» Task to carry out: Down to the last line, print the data that follows exactly, without its pictures.

══════

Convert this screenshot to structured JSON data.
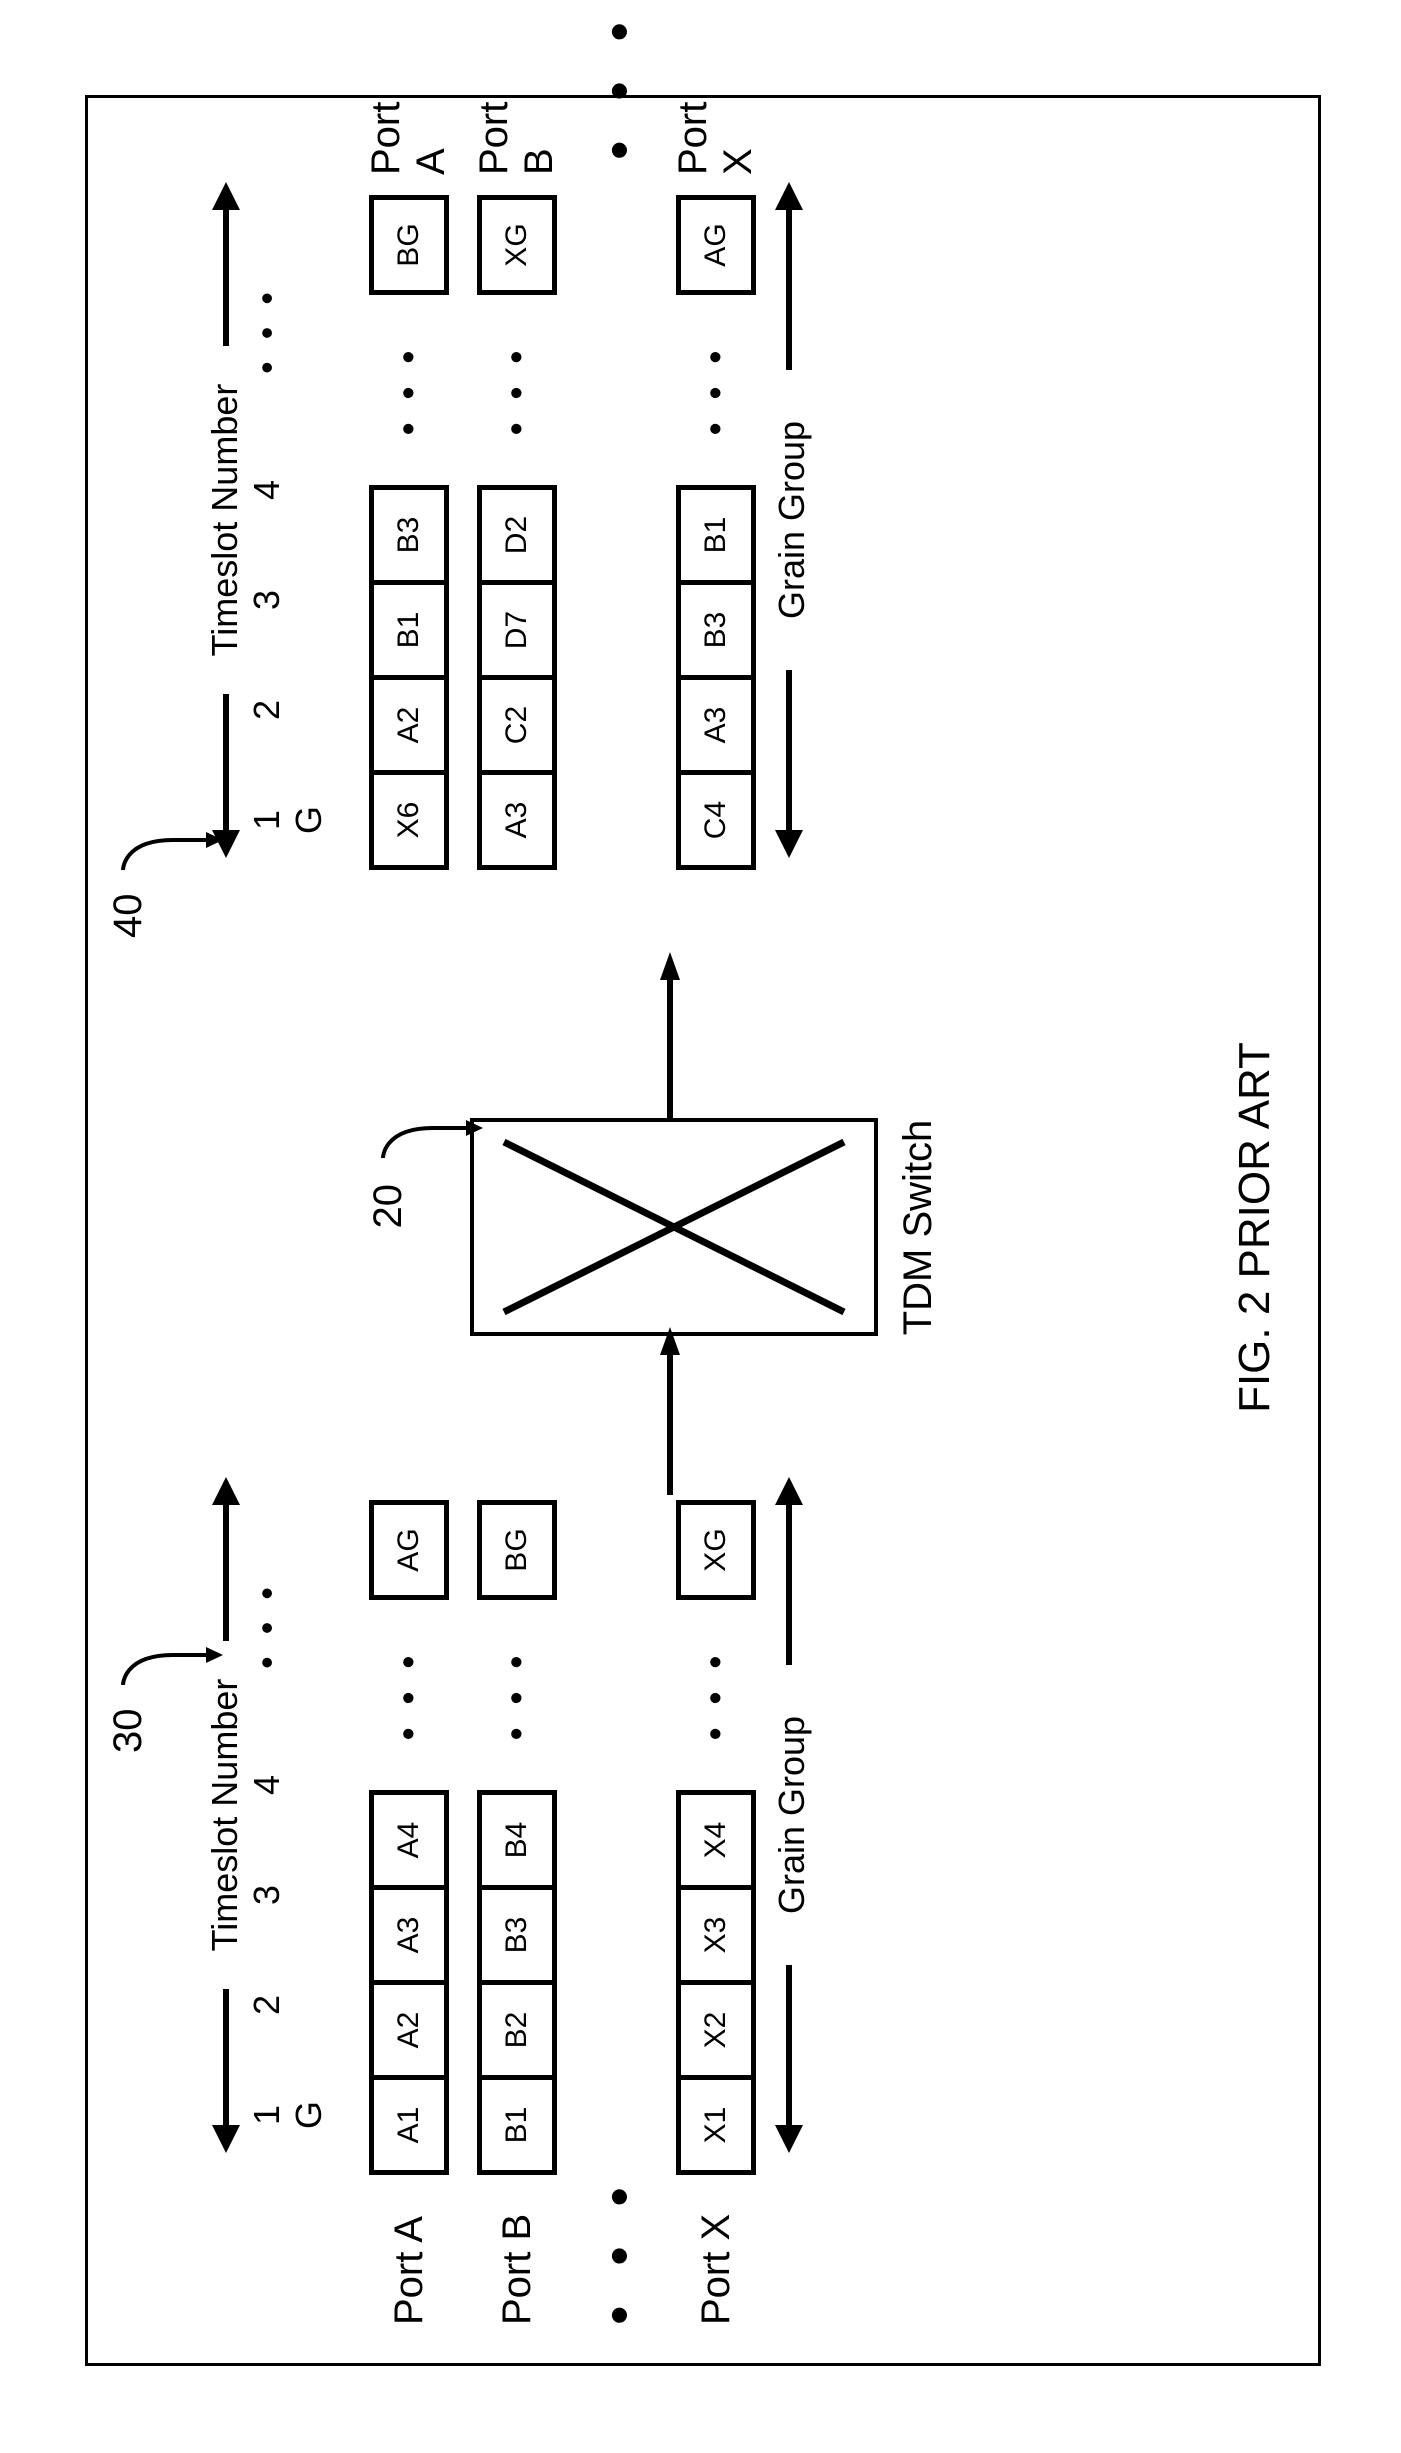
{
  "caption": "FIG. 2 PRIOR ART",
  "switch": {
    "label": "TDM Switch",
    "ref": "20"
  },
  "left": {
    "ref": "30",
    "timeslot_header": "Timeslot Number",
    "footer": "Grain Group",
    "slots": [
      "1",
      "2",
      "3",
      "4",
      "",
      "",
      "",
      "G"
    ],
    "ports": [
      {
        "label": "Port A",
        "cells": [
          "A1",
          "A2",
          "A3",
          "A4",
          "",
          "",
          "",
          "AG"
        ]
      },
      {
        "label": "Port B",
        "cells": [
          "B1",
          "B2",
          "B3",
          "B4",
          "",
          "",
          "",
          "BG"
        ]
      },
      {
        "label": "Port X",
        "cells": [
          "X1",
          "X2",
          "X3",
          "X4",
          "",
          "",
          "",
          "XG"
        ]
      }
    ]
  },
  "right": {
    "ref": "40",
    "timeslot_header": "Timeslot Number",
    "footer": "Grain Group",
    "slots": [
      "1",
      "2",
      "3",
      "4",
      "",
      "",
      "",
      "G"
    ],
    "ports": [
      {
        "label": "Port A",
        "cells": [
          "X6",
          "A2",
          "B1",
          "B3",
          "",
          "",
          "",
          "BG"
        ]
      },
      {
        "label": "Port B",
        "cells": [
          "A3",
          "C2",
          "D7",
          "D2",
          "",
          "",
          "",
          "XG"
        ]
      },
      {
        "label": "Port X",
        "cells": [
          "C4",
          "A3",
          "B3",
          "B1",
          "",
          "",
          "",
          "AG"
        ]
      }
    ]
  },
  "dots": "•  •  •",
  "ellipsis": "•  •  •"
}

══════

» Solution to the problem:
Convert this screenshot to structured JSON data.
{
  "caption": "FIG. 2 PRIOR ART",
  "switch": {
    "label": "TDM Switch",
    "ref": "20"
  },
  "left": {
    "ref": "30",
    "timeslot_header": "Timeslot Number",
    "footer": "Grain Group",
    "slots": [
      "1",
      "2",
      "3",
      "4",
      "",
      "",
      "",
      "G"
    ],
    "ports": [
      {
        "label": "Port A",
        "cells": [
          "A1",
          "A2",
          "A3",
          "A4",
          "",
          "",
          "",
          "AG"
        ]
      },
      {
        "label": "Port B",
        "cells": [
          "B1",
          "B2",
          "B3",
          "B4",
          "",
          "",
          "",
          "BG"
        ]
      },
      {
        "label": "Port X",
        "cells": [
          "X1",
          "X2",
          "X3",
          "X4",
          "",
          "",
          "",
          "XG"
        ]
      }
    ]
  },
  "right": {
    "ref": "40",
    "timeslot_header": "Timeslot Number",
    "footer": "Grain Group",
    "slots": [
      "1",
      "2",
      "3",
      "4",
      "",
      "",
      "",
      "G"
    ],
    "ports": [
      {
        "label": "Port A",
        "cells": [
          "X6",
          "A2",
          "B1",
          "B3",
          "",
          "",
          "",
          "BG"
        ]
      },
      {
        "label": "Port B",
        "cells": [
          "A3",
          "C2",
          "D7",
          "D2",
          "",
          "",
          "",
          "XG"
        ]
      },
      {
        "label": "Port X",
        "cells": [
          "C4",
          "A3",
          "B3",
          "B1",
          "",
          "",
          "",
          "AG"
        ]
      }
    ]
  },
  "dots": "•  •  •",
  "ellipsis": "•  •  •"
}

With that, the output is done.